> _Supplied data_

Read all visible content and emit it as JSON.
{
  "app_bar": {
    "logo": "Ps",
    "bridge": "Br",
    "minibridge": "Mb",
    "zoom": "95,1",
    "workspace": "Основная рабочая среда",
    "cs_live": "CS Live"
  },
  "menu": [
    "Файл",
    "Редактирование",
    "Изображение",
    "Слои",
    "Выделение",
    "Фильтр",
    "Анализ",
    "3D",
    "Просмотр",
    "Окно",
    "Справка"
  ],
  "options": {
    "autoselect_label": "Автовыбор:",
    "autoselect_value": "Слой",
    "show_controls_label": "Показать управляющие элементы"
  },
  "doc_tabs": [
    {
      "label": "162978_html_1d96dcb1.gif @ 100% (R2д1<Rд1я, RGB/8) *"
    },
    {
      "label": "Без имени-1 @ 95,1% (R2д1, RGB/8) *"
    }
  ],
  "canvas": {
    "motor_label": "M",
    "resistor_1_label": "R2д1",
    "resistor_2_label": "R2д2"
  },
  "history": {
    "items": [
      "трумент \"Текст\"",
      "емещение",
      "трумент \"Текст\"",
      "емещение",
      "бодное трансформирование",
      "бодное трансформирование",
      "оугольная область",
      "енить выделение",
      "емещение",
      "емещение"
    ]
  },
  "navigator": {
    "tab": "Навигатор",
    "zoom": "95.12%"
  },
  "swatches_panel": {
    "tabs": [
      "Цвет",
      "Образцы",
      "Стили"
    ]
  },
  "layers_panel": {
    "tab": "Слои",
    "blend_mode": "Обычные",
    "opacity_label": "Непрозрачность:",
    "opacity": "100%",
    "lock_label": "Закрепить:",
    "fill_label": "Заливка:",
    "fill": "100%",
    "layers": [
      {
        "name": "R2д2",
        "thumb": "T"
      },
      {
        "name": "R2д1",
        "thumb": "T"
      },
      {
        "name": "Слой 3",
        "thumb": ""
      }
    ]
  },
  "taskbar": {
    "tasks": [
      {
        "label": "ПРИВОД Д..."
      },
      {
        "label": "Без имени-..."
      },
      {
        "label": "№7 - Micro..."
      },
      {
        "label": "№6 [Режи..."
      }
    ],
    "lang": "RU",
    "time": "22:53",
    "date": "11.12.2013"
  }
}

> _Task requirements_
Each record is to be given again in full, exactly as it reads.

> _Expected answer_
Read all visible content and emit it as JSON.
{
  "app_bar": {
    "logo": "Ps",
    "bridge": "Br",
    "minibridge": "Mb",
    "zoom": "95,1",
    "workspace": "Основная рабочая среда",
    "cs_live": "CS Live"
  },
  "menu": [
    "Файл",
    "Редактирование",
    "Изображение",
    "Слои",
    "Выделение",
    "Фильтр",
    "Анализ",
    "3D",
    "Просмотр",
    "Окно",
    "Справка"
  ],
  "options": {
    "autoselect_label": "Автовыбор:",
    "autoselect_value": "Слой",
    "show_controls_label": "Показать управляющие элементы"
  },
  "doc_tabs": [
    {
      "label": "162978_html_1d96dcb1.gif @ 100% (R2д1<Rд1я, RGB/8) *"
    },
    {
      "label": "Без имени-1 @ 95,1% (R2д1, RGB/8) *"
    }
  ],
  "canvas": {
    "motor_label": "M",
    "resistor_1_label": "R2д1",
    "resistor_2_label": "R2д2"
  },
  "history": {
    "items": [
      "трумент \"Текст\"",
      "емещение",
      "трумент \"Текст\"",
      "емещение",
      "бодное трансформирование",
      "бодное трансформирование",
      "оугольная область",
      "енить выделение",
      "емещение",
      "емещение"
    ]
  },
  "navigator": {
    "tab": "Навигатор",
    "zoom": "95.12%"
  },
  "swatches_panel": {
    "tabs": [
      "Цвет",
      "Образцы",
      "Стили"
    ]
  },
  "layers_panel": {
    "tab": "Слои",
    "blend_mode": "Обычные",
    "opacity_label": "Непрозрачность:",
    "opacity": "100%",
    "lock_label": "Закрепить:",
    "fill_label": "Заливка:",
    "fill": "100%",
    "layers": [
      {
        "name": "R2д2",
        "thumb": "T"
      },
      {
        "name": "R2д1",
        "thumb": "T"
      },
      {
        "name": "Слой 3",
        "thumb": ""
      }
    ]
  },
  "taskbar": {
    "tasks": [
      {
        "label": "ПРИВОД Д..."
      },
      {
        "label": "Без имени-..."
      },
      {
        "label": "№7 - Micro..."
      },
      {
        "label": "№6 [Режи..."
      }
    ],
    "lang": "RU",
    "time": "22:53",
    "date": "11.12.2013"
  }
}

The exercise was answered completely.